» PROBLEM DETAILS: Could you copy out every line of the data where the word "title" occurs?

» RECORDS FOR THE EXERCISE:
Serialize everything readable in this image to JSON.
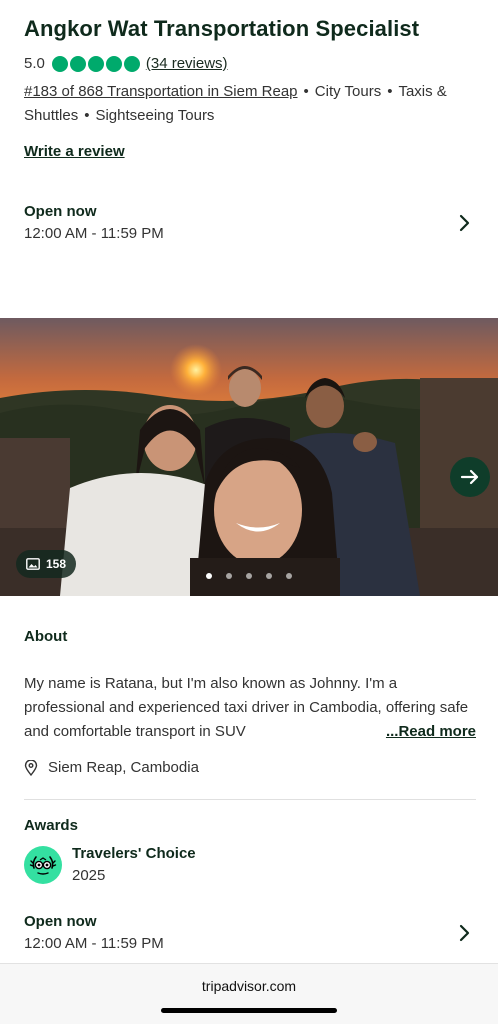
{
  "header": {
    "title": "Angkor Wat Transportation Specialist",
    "rating": "5.0",
    "rating_bubbles": 5,
    "reviews_link": "(34 reviews)",
    "rank_link": "#183 of 868 Transportation in Siem Reap",
    "categories": [
      "City Tours",
      "Taxis & Shuttles",
      "Sightseeing Tours"
    ],
    "separator": "•",
    "write_review": "Write a review"
  },
  "hours_top": {
    "status": "Open now",
    "time": "12:00 AM - 11:59 PM"
  },
  "gallery": {
    "photo_count": "158",
    "dots": 5,
    "active_dot": 0
  },
  "about": {
    "heading": "About",
    "text": "My name is Ratana, but I'm also known as Johnny. I'm a professional and experienced taxi driver in Cambodia, offering safe and comfortable transport in SUV",
    "read_more": "...Read more",
    "location": "Siem Reap, Cambodia"
  },
  "awards": {
    "heading": "Awards",
    "title": "Travelers' Choice",
    "year": "2025"
  },
  "hours_bottom": {
    "status": "Open now",
    "time": "12:00 AM - 11:59 PM"
  },
  "browser": {
    "domain": "tripadvisor.com"
  },
  "colors": {
    "brand_green": "#00aa6c",
    "dark_green": "#0f2a1c",
    "award_green": "#34e0a1"
  }
}
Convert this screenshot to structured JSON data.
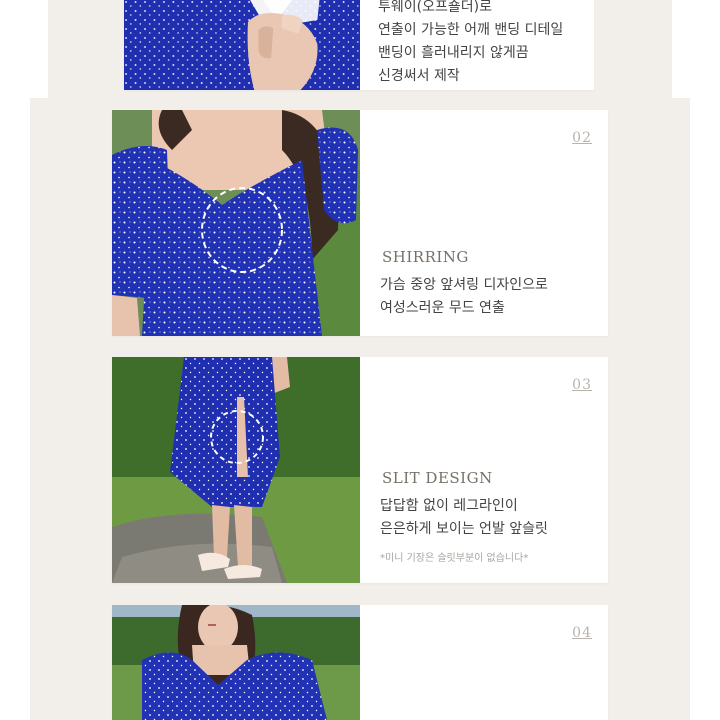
{
  "card1": {
    "lines": [
      "투웨이(오프숄더)로",
      "연출이 가능한 어깨 밴딩 디테일",
      "밴딩이 흘러내리지 않게끔",
      "신경써서 제작"
    ]
  },
  "card2": {
    "number": "02",
    "title": "SHIRRING",
    "lines": [
      "가슴 중앙 앞셔링 디자인으로",
      "여성스러운 무드 연출"
    ]
  },
  "card3": {
    "number": "03",
    "title": "SLIT DESIGN",
    "lines": [
      "답답함 없이 레그라인이",
      "은은하게 보이는 언발 앞슬릿"
    ],
    "note": "*미니 기장은 슬릿부분이 없습니다*"
  },
  "card4": {
    "number": "04"
  },
  "colors": {
    "dress_blue": "#1f2fb0",
    "background": "#f2efea",
    "grass": "#4e7d34"
  }
}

» SOLUTION:
    "title": "Angkor Wat Transportation Specialist",
    "title": "Travelers' Choice",
    "title": "SHIRRING",
    "title": "SLIT DESIGN",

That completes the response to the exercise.